[DATASET Boundary: Start]
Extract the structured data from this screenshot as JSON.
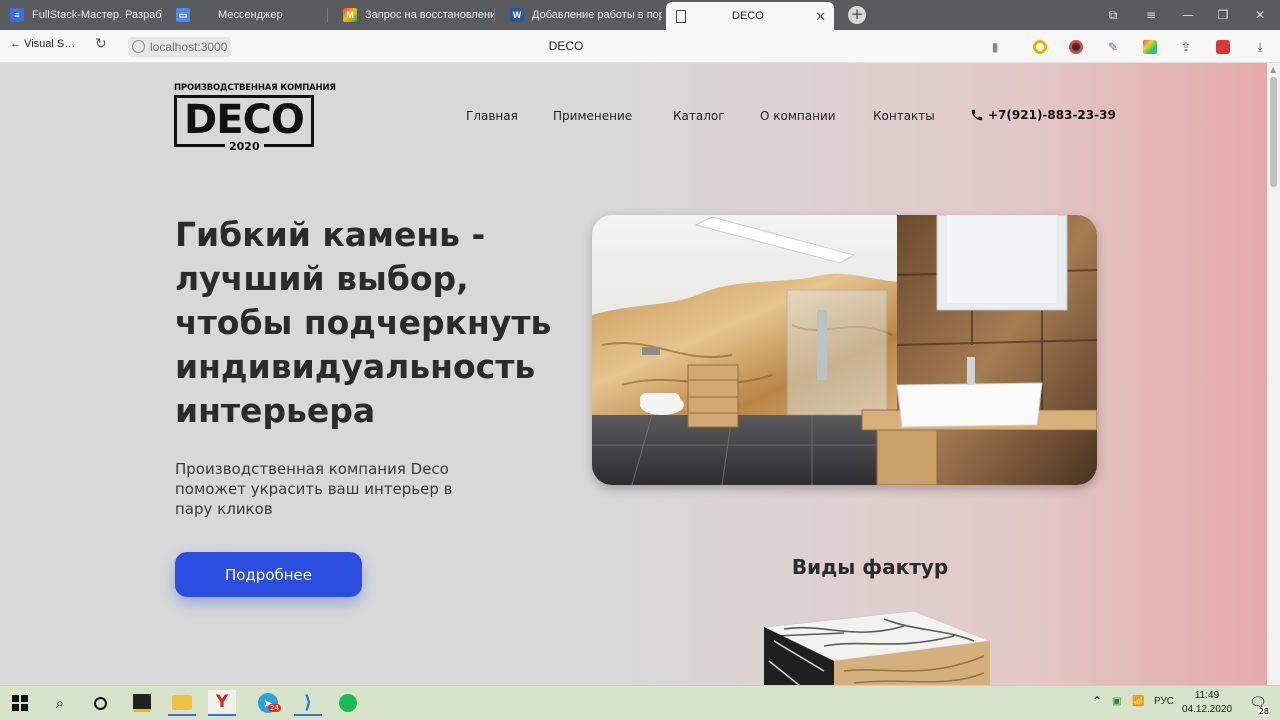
{
  "browser": {
    "tabs": [
      {
        "label": "FullStack-Мастер. Разраб",
        "favicon": "doc"
      },
      {
        "label": "Мессенджер",
        "favicon": "chat"
      },
      {
        "label": "Запрос на восстановлени",
        "favicon": "gmail"
      },
      {
        "label": "Добавление работы в пор",
        "favicon": "W"
      },
      {
        "label": "DECO",
        "favicon": "page"
      }
    ],
    "back_label": "Visual S…",
    "url": "localhost:3000",
    "page_title": "DECO"
  },
  "site": {
    "logo": {
      "caption": "ПРОИЗВОДСТВЕННАЯ КОМПАНИЯ",
      "word": "DECO",
      "year": "2020"
    },
    "nav": [
      "Главная",
      "Применение",
      "Каталог",
      "О компании",
      "Контакты"
    ],
    "phone": "+7(921)-883-23-39",
    "hero_title": "Гибкий камень - лучший выбор, чтобы подчеркнуть индивидуальность интерьера",
    "hero_subtitle": "Производственная компания Deco поможет украсить ваш интерьер в пару кликов",
    "cta_label": "Подробнее",
    "textures_title": "Виды фактур"
  },
  "taskbar": {
    "lang": "РУС",
    "time": "11:49",
    "date": "04.12.2020",
    "telegram_badge": "24",
    "notifications": "28"
  },
  "colors": {
    "accent": "#2b4ee0",
    "tab_strip": "#5a5b5e",
    "page_left": "#d8d8d8",
    "page_right": "#e6a9a9"
  }
}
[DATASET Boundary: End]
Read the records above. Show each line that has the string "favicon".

        "favicon": "doc"
        "favicon": "chat"
        "favicon": "gmail"
        "favicon": "W"
        "favicon": "page"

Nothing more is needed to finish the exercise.